**To do:**
Write the data out again, word for word.

--- Data under study ---

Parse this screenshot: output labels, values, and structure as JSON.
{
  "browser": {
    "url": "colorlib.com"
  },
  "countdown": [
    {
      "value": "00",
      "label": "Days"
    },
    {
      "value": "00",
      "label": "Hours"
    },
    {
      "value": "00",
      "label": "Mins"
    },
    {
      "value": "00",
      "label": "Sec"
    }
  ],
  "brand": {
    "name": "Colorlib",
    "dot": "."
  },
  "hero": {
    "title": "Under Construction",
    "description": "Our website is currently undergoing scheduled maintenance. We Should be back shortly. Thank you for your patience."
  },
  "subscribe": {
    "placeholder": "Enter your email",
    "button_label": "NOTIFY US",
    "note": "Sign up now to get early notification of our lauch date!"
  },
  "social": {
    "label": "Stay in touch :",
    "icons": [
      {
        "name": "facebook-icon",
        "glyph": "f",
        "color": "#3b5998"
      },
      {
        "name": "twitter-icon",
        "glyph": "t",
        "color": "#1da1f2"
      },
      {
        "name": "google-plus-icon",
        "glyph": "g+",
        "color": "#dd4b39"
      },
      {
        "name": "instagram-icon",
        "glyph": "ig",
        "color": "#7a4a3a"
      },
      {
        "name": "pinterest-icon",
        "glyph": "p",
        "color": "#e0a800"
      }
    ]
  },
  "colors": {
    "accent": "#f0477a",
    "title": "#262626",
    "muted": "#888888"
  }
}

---

**Completed task:**
Parse this screenshot: output labels, values, and structure as JSON.
{
  "browser": {
    "url": "colorlib.com"
  },
  "countdown": [
    {
      "value": "00",
      "label": "Days"
    },
    {
      "value": "00",
      "label": "Hours"
    },
    {
      "value": "00",
      "label": "Mins"
    },
    {
      "value": "00",
      "label": "Sec"
    }
  ],
  "brand": {
    "name": "Colorlib",
    "dot": "."
  },
  "hero": {
    "title": "Under Construction",
    "description": "Our website is currently undergoing scheduled maintenance. We Should be back shortly. Thank you for your patience."
  },
  "subscribe": {
    "placeholder": "Enter your email",
    "button_label": "NOTIFY US",
    "note": "Sign up now to get early notification of our lauch date!"
  },
  "social": {
    "label": "Stay in touch :",
    "icons": [
      {
        "name": "facebook-icon",
        "glyph": "f",
        "color": "#3b5998"
      },
      {
        "name": "twitter-icon",
        "glyph": "t",
        "color": "#1da1f2"
      },
      {
        "name": "google-plus-icon",
        "glyph": "g+",
        "color": "#dd4b39"
      },
      {
        "name": "instagram-icon",
        "glyph": "ig",
        "color": "#7a4a3a"
      },
      {
        "name": "pinterest-icon",
        "glyph": "p",
        "color": "#e0a800"
      }
    ]
  },
  "colors": {
    "accent": "#f0477a",
    "title": "#262626",
    "muted": "#888888"
  }
}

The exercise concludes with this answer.